Sorcerer City is the other game I had looked at recently, but if I never played Carcassone that much, I cannot see me playing Carcassone plus Dominion plus whatever.

My recurring theme here seems to be that these games are tossing together a lot of mechanics, and I am not sure if that is exciting or a mess. Your thoughts?

: Zubon

“Language Independent”

I frequently see games try to minimize the use of text. This expands their market, internationally as well as across ages. I frequently see games do this badly.

You can see the reasons to do this. If your game is really intuitive (and of course it seems intuitive to you, you made it!), it should need minimal explanation. How often do you really check the manual (ha!) or help files, or go back to a tutorial? Some people are more visual than verbal, or they prefer what they can see at a glance to what they can read in detail. For an international market, localization is easier if there is little to nothing to translate. You see this outside games too; witness the action blockbusters targeting the overlap of the American and Chinese markets. Transformers translates better than Little Miss Sunshine.

Kingdom is an example of not explaining what is going on, then pretending that is intended difficulty or discovery rather than weak design.

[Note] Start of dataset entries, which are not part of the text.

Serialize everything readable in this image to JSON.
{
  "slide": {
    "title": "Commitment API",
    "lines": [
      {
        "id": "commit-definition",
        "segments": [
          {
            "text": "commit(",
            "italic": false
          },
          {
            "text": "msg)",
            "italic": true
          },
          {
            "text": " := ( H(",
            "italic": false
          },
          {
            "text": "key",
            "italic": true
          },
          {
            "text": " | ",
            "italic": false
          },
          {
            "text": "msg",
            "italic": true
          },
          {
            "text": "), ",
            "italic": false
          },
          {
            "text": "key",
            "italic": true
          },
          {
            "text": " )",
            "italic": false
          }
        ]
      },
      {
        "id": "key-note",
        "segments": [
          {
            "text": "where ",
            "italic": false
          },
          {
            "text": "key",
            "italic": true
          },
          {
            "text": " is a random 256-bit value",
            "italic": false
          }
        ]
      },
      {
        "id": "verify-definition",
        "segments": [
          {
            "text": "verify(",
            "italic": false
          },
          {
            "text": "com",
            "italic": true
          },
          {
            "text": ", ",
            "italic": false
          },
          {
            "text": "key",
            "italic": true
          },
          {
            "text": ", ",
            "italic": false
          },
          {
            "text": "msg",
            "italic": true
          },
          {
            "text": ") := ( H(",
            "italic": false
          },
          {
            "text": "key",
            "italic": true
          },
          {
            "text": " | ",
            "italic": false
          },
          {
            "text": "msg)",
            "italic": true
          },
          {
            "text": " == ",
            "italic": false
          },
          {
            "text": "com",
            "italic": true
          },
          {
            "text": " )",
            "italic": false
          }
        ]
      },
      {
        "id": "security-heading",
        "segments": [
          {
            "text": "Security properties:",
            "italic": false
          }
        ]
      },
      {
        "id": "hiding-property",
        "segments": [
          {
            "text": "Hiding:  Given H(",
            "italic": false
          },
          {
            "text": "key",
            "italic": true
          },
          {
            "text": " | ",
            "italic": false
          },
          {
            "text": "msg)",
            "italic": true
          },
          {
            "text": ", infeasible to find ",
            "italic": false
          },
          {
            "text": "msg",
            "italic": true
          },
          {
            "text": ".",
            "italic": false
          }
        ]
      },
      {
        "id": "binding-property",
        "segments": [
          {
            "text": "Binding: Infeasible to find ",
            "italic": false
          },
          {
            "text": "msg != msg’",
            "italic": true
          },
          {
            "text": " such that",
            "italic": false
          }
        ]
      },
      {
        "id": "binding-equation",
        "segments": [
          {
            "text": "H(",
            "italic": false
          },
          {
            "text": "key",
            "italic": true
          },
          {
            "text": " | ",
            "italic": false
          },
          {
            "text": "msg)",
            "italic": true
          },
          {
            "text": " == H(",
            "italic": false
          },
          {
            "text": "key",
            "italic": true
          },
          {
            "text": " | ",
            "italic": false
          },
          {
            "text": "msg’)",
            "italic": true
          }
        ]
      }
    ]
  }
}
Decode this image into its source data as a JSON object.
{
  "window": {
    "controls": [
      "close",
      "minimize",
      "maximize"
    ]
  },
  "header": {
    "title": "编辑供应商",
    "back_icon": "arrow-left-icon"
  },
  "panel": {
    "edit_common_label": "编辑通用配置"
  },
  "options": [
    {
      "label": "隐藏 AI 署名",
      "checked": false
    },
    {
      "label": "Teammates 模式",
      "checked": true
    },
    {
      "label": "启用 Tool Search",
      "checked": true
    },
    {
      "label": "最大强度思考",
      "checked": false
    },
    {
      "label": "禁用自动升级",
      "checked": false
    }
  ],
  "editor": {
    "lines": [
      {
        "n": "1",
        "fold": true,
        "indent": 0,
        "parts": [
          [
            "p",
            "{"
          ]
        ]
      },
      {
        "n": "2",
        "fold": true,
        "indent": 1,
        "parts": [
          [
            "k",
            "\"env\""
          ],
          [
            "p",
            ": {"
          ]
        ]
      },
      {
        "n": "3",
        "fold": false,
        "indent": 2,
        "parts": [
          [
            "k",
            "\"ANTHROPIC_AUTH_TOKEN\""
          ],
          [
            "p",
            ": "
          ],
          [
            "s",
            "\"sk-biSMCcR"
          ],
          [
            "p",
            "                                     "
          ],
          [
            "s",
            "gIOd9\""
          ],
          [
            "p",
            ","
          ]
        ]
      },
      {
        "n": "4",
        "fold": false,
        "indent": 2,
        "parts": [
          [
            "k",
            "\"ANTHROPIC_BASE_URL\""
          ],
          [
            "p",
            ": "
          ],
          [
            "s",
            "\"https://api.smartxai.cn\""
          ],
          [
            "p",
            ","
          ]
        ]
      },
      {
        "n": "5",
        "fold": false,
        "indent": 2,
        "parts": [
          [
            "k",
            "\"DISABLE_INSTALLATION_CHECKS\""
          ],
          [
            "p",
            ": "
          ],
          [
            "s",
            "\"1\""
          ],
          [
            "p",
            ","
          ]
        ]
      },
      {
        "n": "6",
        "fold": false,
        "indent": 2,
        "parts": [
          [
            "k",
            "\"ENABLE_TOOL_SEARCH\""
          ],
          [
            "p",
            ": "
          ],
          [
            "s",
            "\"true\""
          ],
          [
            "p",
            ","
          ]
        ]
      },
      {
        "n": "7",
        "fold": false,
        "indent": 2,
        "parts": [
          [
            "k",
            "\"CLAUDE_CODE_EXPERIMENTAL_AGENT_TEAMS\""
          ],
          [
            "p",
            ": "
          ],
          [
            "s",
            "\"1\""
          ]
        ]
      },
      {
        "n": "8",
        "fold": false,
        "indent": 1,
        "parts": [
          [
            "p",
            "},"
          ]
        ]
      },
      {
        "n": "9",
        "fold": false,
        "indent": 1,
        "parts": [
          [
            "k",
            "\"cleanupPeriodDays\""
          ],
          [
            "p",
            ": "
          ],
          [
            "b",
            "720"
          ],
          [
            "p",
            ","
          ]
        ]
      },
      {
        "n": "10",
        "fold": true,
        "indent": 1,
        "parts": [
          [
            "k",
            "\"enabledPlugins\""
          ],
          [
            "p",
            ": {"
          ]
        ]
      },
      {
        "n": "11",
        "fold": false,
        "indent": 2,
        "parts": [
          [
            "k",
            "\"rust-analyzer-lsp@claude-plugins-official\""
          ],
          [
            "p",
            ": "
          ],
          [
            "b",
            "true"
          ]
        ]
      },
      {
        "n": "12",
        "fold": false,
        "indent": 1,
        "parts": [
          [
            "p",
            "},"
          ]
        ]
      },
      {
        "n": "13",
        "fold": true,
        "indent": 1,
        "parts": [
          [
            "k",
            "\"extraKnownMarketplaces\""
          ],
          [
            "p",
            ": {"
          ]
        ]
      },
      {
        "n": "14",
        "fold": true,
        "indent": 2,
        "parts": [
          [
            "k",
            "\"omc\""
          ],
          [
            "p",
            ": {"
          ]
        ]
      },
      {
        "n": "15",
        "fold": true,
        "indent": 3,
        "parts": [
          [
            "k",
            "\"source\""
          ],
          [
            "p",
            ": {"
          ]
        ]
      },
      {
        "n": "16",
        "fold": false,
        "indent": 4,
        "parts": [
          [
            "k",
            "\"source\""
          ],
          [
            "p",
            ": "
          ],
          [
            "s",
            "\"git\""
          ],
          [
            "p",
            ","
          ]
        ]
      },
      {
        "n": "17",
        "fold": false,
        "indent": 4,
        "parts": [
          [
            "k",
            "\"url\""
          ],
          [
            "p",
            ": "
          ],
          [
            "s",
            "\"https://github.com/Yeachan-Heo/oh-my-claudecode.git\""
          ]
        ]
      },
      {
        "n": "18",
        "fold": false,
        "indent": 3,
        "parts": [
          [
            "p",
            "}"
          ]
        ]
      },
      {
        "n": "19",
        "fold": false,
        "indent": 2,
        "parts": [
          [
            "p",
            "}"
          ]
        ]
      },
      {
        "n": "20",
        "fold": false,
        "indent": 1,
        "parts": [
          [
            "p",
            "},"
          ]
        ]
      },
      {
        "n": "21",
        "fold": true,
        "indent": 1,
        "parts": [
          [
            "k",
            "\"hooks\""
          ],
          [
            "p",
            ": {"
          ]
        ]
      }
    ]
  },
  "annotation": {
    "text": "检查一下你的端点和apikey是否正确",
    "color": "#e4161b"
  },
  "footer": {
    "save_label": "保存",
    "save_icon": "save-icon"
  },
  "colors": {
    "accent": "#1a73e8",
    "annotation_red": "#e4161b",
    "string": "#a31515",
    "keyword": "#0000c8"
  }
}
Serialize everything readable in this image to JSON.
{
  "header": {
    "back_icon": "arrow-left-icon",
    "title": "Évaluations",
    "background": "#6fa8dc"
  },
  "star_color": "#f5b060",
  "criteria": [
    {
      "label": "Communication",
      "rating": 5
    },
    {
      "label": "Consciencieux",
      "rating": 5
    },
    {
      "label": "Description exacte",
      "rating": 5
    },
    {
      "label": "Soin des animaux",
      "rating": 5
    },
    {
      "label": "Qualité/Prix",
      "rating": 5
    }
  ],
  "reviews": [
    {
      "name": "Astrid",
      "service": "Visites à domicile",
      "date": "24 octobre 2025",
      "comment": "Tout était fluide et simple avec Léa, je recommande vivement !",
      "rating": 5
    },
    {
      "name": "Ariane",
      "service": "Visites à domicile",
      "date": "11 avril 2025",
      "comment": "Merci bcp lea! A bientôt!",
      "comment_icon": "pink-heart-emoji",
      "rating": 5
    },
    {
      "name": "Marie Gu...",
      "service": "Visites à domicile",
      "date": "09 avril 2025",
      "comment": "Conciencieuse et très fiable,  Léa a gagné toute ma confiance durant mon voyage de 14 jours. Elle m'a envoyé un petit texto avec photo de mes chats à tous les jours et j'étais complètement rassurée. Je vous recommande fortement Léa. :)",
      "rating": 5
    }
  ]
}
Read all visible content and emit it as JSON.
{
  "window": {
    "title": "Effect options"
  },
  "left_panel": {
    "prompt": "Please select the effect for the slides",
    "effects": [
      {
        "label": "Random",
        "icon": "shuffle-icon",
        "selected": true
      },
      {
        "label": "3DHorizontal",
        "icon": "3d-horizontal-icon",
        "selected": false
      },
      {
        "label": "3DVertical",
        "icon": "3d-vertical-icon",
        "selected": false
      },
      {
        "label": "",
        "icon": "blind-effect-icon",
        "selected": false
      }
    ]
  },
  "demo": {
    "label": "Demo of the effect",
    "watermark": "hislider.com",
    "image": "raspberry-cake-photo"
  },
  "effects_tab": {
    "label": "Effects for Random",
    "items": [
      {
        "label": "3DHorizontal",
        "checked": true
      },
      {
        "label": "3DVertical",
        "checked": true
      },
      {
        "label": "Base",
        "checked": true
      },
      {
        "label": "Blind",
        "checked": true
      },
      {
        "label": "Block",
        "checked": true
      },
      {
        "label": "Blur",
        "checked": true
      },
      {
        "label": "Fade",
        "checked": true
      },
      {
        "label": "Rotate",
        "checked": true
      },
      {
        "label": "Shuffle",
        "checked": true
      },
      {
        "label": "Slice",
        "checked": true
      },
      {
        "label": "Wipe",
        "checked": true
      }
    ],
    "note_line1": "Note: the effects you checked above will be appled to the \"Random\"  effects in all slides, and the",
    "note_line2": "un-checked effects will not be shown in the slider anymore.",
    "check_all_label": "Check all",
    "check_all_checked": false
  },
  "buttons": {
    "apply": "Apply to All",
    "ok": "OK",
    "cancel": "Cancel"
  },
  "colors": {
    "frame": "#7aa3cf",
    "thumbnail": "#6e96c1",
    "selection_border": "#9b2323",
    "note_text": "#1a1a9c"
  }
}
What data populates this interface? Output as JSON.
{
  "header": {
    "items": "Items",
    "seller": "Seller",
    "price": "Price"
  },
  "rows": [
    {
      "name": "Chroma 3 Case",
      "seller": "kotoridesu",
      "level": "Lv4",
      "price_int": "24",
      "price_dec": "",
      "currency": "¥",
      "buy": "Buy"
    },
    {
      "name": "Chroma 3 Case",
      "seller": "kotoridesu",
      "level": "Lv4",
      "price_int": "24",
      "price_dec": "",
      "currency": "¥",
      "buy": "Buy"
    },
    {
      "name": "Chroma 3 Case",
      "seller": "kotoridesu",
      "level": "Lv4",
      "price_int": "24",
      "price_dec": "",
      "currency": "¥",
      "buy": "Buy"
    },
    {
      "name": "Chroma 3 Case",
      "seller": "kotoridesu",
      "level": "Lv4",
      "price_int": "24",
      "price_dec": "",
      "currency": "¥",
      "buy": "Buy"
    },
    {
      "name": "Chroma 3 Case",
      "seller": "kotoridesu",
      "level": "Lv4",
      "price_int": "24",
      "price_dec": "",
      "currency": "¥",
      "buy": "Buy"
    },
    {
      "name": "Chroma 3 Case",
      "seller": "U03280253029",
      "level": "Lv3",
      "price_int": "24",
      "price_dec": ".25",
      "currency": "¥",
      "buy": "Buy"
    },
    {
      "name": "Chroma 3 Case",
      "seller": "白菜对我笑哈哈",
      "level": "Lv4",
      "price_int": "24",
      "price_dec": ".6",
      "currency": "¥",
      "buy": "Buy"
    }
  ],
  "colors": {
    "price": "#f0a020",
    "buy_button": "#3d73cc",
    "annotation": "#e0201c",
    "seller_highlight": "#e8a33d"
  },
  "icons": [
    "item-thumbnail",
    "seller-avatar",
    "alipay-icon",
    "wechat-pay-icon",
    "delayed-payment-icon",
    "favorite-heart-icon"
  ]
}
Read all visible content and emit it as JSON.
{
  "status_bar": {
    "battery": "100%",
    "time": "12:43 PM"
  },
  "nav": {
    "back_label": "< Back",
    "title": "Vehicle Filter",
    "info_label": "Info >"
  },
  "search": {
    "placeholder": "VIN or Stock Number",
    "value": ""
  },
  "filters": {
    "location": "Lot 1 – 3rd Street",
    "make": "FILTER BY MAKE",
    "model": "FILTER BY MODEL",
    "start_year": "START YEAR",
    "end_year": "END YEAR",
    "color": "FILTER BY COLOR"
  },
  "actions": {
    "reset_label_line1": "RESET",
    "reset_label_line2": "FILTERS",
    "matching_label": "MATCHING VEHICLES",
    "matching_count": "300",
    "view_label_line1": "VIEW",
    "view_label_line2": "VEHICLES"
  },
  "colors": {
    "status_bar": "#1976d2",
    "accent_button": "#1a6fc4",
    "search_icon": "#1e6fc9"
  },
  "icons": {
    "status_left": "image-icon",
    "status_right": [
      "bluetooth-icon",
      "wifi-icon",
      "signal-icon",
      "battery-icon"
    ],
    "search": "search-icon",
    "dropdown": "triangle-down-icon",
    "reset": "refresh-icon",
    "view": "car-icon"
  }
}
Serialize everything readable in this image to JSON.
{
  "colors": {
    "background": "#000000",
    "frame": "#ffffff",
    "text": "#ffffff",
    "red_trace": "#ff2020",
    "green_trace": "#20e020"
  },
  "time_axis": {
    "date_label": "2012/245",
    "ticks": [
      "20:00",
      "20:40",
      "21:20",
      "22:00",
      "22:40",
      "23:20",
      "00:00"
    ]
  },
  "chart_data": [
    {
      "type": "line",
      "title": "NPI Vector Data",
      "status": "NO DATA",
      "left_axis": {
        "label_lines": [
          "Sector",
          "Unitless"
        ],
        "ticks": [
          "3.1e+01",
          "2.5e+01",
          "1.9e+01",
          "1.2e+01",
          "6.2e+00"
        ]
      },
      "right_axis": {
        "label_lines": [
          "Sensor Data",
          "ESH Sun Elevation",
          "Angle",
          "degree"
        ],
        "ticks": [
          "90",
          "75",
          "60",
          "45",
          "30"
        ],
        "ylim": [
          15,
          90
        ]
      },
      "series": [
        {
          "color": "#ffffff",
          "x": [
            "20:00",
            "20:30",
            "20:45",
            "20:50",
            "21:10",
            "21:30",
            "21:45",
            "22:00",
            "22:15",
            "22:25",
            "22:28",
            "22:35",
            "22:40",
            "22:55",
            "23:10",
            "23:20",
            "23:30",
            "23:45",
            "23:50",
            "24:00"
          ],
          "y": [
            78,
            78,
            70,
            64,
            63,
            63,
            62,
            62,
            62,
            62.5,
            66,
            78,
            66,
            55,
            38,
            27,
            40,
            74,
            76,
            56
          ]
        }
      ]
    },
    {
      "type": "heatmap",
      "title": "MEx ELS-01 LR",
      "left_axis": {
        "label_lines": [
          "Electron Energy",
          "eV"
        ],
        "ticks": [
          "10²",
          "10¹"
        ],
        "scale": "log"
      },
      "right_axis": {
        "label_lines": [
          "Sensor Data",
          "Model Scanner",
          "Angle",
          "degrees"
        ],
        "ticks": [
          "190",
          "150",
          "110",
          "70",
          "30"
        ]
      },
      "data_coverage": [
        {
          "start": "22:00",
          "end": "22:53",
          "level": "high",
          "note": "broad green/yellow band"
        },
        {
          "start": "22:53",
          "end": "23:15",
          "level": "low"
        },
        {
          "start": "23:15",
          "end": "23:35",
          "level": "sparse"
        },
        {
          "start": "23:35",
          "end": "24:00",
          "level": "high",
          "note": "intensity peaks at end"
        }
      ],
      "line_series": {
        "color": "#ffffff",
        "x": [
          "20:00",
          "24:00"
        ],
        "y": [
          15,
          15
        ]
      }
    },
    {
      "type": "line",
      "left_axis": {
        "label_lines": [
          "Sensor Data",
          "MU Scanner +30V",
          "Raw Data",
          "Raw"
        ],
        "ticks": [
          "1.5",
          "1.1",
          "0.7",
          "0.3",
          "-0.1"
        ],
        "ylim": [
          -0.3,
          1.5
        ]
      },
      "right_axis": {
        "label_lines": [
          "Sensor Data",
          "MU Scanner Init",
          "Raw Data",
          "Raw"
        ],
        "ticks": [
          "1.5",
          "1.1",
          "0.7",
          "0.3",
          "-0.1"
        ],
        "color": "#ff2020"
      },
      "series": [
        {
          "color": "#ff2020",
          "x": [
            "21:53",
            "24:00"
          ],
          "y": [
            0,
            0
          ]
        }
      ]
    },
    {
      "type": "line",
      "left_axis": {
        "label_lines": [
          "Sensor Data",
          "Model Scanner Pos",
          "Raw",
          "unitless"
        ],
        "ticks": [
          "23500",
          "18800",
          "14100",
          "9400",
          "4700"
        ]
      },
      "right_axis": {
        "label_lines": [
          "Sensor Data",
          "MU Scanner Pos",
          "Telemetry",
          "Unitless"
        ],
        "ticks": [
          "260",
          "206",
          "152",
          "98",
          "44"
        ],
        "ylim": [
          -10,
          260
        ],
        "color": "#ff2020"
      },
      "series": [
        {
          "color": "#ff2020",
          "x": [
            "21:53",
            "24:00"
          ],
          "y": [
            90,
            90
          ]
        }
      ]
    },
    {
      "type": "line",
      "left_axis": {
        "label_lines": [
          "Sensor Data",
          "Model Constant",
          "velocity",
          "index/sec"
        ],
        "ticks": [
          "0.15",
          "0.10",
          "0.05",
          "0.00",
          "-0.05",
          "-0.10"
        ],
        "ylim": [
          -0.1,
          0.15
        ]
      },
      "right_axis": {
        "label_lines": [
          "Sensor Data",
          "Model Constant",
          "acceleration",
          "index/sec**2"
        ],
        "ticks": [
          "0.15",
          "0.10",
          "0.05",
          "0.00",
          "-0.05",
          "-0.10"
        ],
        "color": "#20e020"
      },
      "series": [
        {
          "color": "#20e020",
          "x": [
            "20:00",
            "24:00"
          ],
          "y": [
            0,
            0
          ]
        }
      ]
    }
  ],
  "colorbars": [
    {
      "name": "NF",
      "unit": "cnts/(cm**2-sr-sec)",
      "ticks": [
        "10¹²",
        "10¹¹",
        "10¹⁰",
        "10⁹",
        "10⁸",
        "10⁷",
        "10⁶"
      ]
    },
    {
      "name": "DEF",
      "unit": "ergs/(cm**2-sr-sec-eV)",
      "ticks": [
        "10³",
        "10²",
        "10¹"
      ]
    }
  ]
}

You can triple the playtime of your game by making players learn through trail and error, then make them lose for errors. Kingdom Builder and Hyperborea are games that try to replace all in-game text with icons. Some of those are clear, some of them are too similar to be clear, and some are completely incomprehensible unless you already know exactly what they are supposed to mean.

Language independence is good. Elegant designs frequently need little text to support them, and it is unfortunate if your board game needs a companion book of rules clarifications and explanations of edge cases. But you cannot just take the explanations out of your game and pretend it still works as intended.

I must also see this done well, but the better this is done, the more invisible it is. You notice more when the lack of text is incomprehensible, rather than transparent.

: Zubon

[TT] Ascension Standalone Expansions

I was not enthusiastic about Ascension after a little while with it, but I have been exploring the expansions to the game, and it has grown on me. It is not exactly deep strategy, but it is a fun little game that does some interesting things.

The best suggestion I saw was to try most sets in pairs. Where most Dominion sets do pretty well all thrown together, Ascension favors having one or two sets of cards. The link there has a good guide to which mechanics pair well together. I tried throwing a bunch in at once, and the game just stops working. All of the interesting interactions and synergies stop working, because each set explores a different design space without much overlap. The unique mechanic in each set is not shared between sets, so mixing 4 or 5 just dilutes everything interesting. Continue reading [TT] Ascension Standalone Expansions

[TT] Hardback

Hardback is a deckbuilding word game. Every card is a letter; to get their benefits, you must use them in a word. Earn cash to buy more letters, use ink to press your luck, and become the most prestigious author of your era.

The deckbuilding aspect is key to winning but feels minor in play. The “press your luck” and word game aspects take on greater prominence. Continue reading [TT] Hardback